The reality is that the industry has to wait for Parliament to endorse this proposed legislation “in the first half of the year” before anything changes. We are feeling a sense of déjà vu here, remembering how this time last year we were kicking around the imminent prospect of legislation to extend the FASEA deadline for exams to January 2022 and the completion of educational qualifications to January 2026. That took another eight months, ultimately passed in August. To be fair, it was a favourable outcome, invariably delayed by a pandemic.
So what do advisers think the post-FASEA world will look like? Are they anticipating a relaxation of the standards or an extended timetable for implementation? Will they be more proactive in completing current requirements, or retreat into their shells and hope for some more legislative largesse? In its caretaker role, will FASEA sit on its hands with feedback from recent industry consultation on the Code, or suspend early initiatives to increase information disclosure and data sharing?
As part of our ongoing Financial Advice Landscape study, we asked advisers when they expected to achieve the January 2026 gold standard of an equivalent tertiary educational standard. The results in Figure 1 were quite startling, with almost two-thirds (63%) of over 1,000 surveyed advisers already meeting the FASEA standard or expecting to be there by the end of next year. This is three years in advance of the official January 2026 deadline and a very encouraging signal for government, regulators, and the industry.
Figure 1: Adviser Expectations For Completing FASEA’s 2026 Education Requirements
Source: Adviser Ratings Financial Advice Landscape study 2020 (n=1,100)

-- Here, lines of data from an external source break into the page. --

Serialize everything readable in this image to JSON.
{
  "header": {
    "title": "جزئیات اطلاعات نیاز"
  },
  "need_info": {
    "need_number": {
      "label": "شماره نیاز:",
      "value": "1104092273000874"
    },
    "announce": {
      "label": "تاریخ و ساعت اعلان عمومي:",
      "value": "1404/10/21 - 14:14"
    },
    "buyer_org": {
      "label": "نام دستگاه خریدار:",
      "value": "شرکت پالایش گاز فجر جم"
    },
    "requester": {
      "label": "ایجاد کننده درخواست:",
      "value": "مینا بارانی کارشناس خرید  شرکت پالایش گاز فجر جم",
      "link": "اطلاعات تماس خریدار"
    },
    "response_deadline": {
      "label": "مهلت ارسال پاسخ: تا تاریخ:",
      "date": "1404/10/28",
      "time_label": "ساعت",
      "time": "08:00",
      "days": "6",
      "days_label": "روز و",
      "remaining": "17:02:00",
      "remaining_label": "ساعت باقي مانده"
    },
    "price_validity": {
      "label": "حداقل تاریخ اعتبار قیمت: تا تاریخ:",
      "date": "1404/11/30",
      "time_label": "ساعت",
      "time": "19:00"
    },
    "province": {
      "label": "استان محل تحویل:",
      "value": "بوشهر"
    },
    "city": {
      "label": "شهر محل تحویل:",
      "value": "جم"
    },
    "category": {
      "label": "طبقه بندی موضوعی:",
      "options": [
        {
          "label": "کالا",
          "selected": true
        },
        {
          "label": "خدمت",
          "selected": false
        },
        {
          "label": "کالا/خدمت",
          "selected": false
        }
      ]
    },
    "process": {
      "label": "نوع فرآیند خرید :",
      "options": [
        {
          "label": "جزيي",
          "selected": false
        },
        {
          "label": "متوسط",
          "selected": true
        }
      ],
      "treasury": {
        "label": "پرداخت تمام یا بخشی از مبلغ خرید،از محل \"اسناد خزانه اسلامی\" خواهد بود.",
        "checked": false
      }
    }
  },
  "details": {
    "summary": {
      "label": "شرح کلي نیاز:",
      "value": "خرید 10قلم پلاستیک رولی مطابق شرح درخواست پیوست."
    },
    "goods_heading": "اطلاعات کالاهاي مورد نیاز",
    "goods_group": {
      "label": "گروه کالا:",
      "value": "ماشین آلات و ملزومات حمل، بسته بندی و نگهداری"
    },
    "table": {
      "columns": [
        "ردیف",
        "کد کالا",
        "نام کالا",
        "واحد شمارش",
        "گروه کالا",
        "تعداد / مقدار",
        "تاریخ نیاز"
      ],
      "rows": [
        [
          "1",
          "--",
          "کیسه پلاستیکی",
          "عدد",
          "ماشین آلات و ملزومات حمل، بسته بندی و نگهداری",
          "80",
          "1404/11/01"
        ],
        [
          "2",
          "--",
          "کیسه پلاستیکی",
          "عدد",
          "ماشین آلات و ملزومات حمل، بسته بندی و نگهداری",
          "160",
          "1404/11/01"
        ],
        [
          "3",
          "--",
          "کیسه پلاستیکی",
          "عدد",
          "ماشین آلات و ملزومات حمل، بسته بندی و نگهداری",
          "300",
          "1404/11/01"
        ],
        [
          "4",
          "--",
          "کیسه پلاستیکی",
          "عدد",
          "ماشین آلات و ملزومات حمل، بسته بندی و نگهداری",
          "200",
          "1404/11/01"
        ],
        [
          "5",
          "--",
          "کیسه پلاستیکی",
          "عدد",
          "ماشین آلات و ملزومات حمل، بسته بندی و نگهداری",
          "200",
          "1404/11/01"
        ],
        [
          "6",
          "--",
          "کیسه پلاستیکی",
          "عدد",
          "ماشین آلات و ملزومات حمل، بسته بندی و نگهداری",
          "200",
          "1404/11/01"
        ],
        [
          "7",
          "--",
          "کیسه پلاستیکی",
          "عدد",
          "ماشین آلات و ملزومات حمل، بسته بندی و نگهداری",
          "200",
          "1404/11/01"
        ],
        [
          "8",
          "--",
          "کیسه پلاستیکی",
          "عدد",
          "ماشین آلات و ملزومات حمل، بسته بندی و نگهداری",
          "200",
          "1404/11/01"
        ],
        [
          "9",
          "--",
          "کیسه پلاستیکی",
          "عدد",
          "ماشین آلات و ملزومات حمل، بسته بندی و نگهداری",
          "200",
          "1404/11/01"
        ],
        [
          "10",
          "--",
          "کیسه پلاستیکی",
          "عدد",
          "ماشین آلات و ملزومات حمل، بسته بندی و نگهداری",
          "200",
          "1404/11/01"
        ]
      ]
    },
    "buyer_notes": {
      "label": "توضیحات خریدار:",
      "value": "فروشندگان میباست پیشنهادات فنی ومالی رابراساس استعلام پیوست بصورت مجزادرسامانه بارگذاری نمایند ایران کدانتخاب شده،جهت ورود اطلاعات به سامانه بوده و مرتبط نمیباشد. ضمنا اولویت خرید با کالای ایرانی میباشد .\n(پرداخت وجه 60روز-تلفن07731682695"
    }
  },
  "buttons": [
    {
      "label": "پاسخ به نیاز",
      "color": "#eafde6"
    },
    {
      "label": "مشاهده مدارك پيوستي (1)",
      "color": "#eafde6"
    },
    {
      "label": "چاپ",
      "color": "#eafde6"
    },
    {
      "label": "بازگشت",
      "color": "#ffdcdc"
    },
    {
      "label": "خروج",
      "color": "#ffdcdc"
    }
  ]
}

Drilling deeper, we can reveal that three quarters (74%) of the same adviser cohort had either completed the FASEA exam or were currently waiting for their results, compared with 52% across the entire community. Clearly, these survey participants are a motivated bunch with a positive outlook on the future of the advice industry.
Interestingly, another 10% of surveyed advisers do not intend to complete the educational requirements, suggesting that they will exit the industry or switch to non-advisory roles at some point. Depending on when they intend to make those moves, it’s unlikely that they will also complete the exam over the next 12 months, or be necessarily motivated to do their best should they be compelled (by commercial circumstance, or pressure from their licensee or clients) to follow through. By extrapolation, this equates to over 2,000 advisers. Given all that, it won’t surprise if the downward trend in the exam pass rate from Figure 2 continues.
Figure 2: FASEA Examination Adviser Pass Rates
Is completing the exam a badge of honour? Do advisers think this will make a difference in how they are perceived by clients and prospects? On December 18 2020, FASEA launched a new exam register that contains all the names of advisers that have completed the exam. Interestingly, only 70% of the 10,000 qualifying advisers agreed to allow their names to be displayed.
Professionalising the advice industry still has a long way to go, and it was never going to be easy. If you have some strong views on important issues like this, please have your say at www.adviserratings.com.au/yoursay and be in the running to win from the $30,000 prize pool drawn on January 29th.